Bill O'Driscoll
90.5 WESA

On Wednesday, a Kentucky grand jury decided not to charge Louisville police for the killing of Breonna Taylor during a drug raid gone wrong, with prosecutors saying that two officers who fired their weapons at the Black woman were justified in using force to protect themselves after they faced gunfire.

Later Wednesday night, hundreds of protesters gathered in Pittsburgh, demanding that Black women be heard and carrying signs that read “abolish police” and “change racist laws.”

The event, organized by 1Hood Media, started at Freedom Corner at the Hill District. Co-organizer Nique Craft started off by saying, “getting up every day in a Black woman’s body is hard as [expletive]."

Also in attendance was Dannielle Brown, who is demonstrating to push Duquesne University to release more information about her son’s death.

While speaking to the crowd, Brown said Taylor was “a casualty of war,” and that police “target us.”

The only charges Wednesday were three counts of wanton endangerment against fired officer Brett Hankison for shooting into a home next to Taylor's that had people in it. The FBI is still investigating potential violations of federal law in connection with the raid at Taylor's home on the night of March 13.

Ben Crump, a lawyer for Taylor's family, denounced the decision as “outrageous and offensive.”

“We shouldn’t have to be in pain every single time for y’all to listen to us,” said Craft at the rally in Pittsburgh.

Protesters marched from the Hill to downtown, eventually making their way to the City-County Building, where they used the steps as a stage.

Louisville police said Wednesday night that an officer had been shot amid protests following the grand jury's decision. 

A spokesman for the Louisville Metropolitan Police Department issued a brief statement saying ‘’We currently have an officer shot. We'll update when we can."

The statement did not elaborate on the condition of the officer or the circumstances of the shooting.

That development came amid a fast-changing scene in Louisville, where police had earlier fired flash bang devices to clear demonstrators from a downtown square Wednesday evening. 

90.5 WESA's Sarah Kovash and the Associated Press contributed to this story. 

Bill is a long-time Pittsburgh-based journalist specializing in the arts and the environment. Previous to working at WESA, he spent 21 years at the weekly Pittsburgh City Paper, the last 14 as Arts & Entertainment editor. He is a graduate of Northwestern University's Medill School of Journalism and in 30-plus years as a journalist has freelanced for publications including In Pittsburgh, The Nation, E: The Environmental Magazine, American Theatre, and the Pittsburgh Post-Gazette.

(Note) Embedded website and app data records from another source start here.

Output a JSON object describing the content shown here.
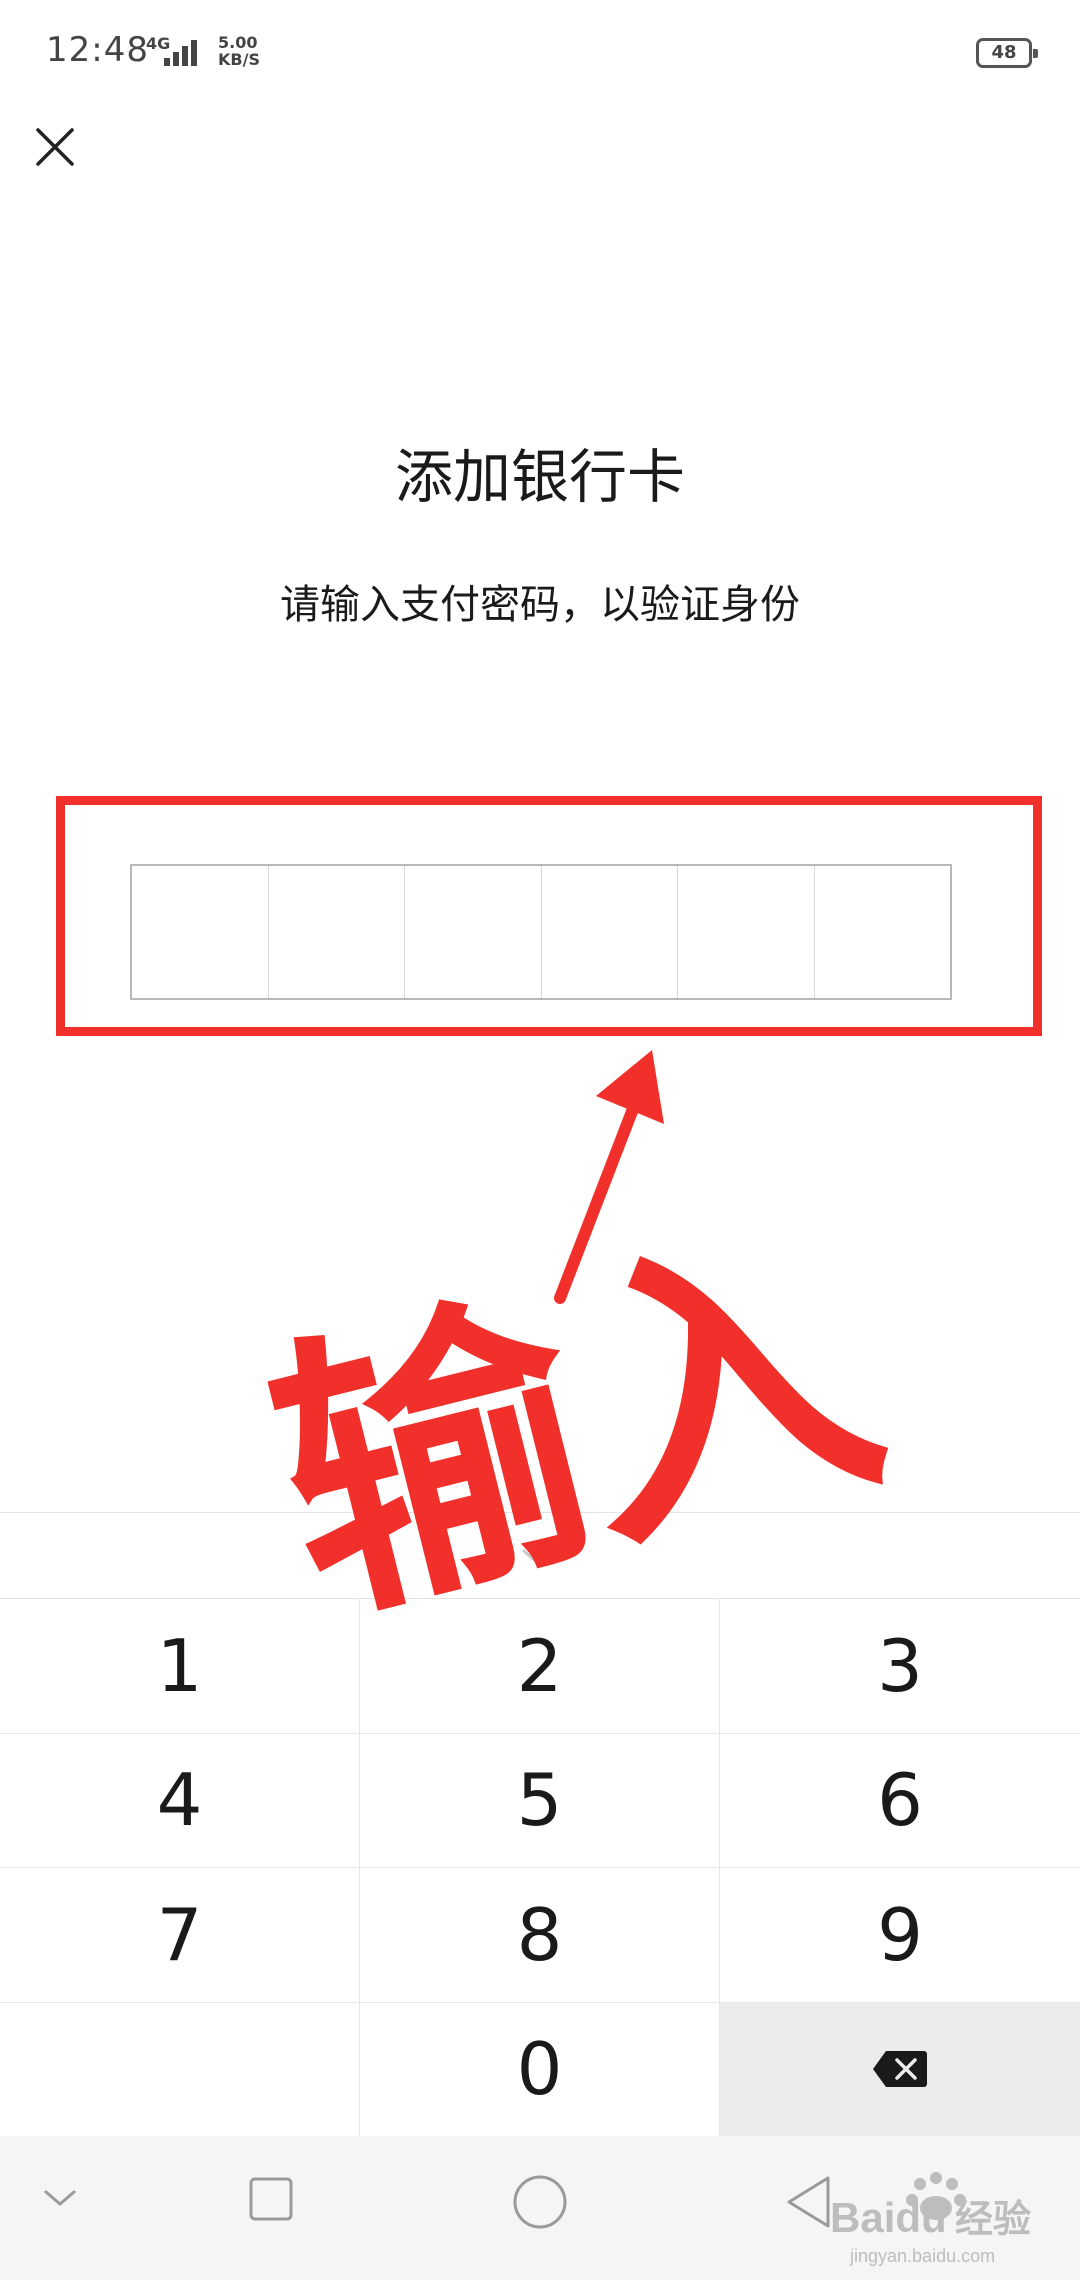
{
  "status_bar": {
    "time": "12:48",
    "network": "4G",
    "speed_value": "5.00",
    "speed_unit": "KB/S",
    "battery": "48"
  },
  "header": {
    "close_icon": "close-icon"
  },
  "content": {
    "title": "添加银行卡",
    "subtitle": "请输入支付密码，以验证身份"
  },
  "pin": {
    "length": 6
  },
  "annotation": {
    "text": "输入",
    "color": "#f2302b"
  },
  "keypad": {
    "keys": [
      "1",
      "2",
      "3",
      "4",
      "5",
      "6",
      "7",
      "8",
      "9",
      "",
      "0",
      "⌫"
    ],
    "delete_icon": "backspace-icon",
    "collapse_icon": "chevron-down-icon"
  },
  "navbar": {
    "items": [
      "hide-keyboard-icon",
      "recent-apps-icon",
      "home-icon",
      "back-icon"
    ]
  },
  "watermark": {
    "brand": "Baidu",
    "brand_cn": "经验",
    "url": "jingyan.baidu.com"
  }
}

Bill has earned numerous Golden Quill awards from the Press Club of Western Pennsylvania. He lives in the neighborhood of Manchester, and he once milked a goat. Email: